Whenever a line below holds the word "single", copy that line.

Dataset rows describing interfaces
>>>>

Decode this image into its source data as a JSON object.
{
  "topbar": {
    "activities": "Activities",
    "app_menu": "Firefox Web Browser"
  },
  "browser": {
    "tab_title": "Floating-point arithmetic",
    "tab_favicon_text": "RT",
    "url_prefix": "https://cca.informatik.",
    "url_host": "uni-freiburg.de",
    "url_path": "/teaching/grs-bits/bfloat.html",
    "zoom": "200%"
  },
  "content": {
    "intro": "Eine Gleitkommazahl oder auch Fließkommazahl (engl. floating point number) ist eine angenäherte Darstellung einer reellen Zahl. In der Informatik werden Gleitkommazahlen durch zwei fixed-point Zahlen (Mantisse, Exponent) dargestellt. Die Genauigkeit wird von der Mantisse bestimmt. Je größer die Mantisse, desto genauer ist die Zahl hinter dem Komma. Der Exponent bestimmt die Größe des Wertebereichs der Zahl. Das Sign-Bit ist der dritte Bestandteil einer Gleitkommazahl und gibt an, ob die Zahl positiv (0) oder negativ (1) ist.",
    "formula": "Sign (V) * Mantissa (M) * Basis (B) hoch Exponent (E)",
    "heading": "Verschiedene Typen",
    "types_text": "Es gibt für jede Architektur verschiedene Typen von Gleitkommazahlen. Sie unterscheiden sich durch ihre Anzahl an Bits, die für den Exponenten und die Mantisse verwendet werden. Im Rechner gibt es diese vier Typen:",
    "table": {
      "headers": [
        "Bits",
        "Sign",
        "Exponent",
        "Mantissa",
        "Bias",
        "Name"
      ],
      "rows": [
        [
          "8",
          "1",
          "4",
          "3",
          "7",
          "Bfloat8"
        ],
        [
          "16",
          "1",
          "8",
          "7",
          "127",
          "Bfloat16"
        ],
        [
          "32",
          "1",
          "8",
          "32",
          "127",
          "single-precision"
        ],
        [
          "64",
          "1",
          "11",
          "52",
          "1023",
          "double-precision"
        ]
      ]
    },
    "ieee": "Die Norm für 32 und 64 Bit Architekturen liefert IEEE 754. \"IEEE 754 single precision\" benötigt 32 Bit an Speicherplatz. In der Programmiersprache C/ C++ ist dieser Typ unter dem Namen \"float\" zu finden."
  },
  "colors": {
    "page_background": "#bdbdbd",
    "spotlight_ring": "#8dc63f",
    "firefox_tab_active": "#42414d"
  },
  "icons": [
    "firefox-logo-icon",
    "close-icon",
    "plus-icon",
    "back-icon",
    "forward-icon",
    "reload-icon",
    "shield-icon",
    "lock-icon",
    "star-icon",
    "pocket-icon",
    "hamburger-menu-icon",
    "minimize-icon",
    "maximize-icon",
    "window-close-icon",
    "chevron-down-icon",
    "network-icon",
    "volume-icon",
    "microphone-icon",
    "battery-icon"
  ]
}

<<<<

ANSWER SPACE:
          "single-precision"
    "ieee": "Die Norm für 32 und 64 Bit Architekturen liefert IEEE 754. \"IEEE 754 single precision\" benötigt 32 Bit an Speicherplatz. In der Programmiersprache C/ C++ ist dieser Typ unter dem Namen \"float\" zu finden."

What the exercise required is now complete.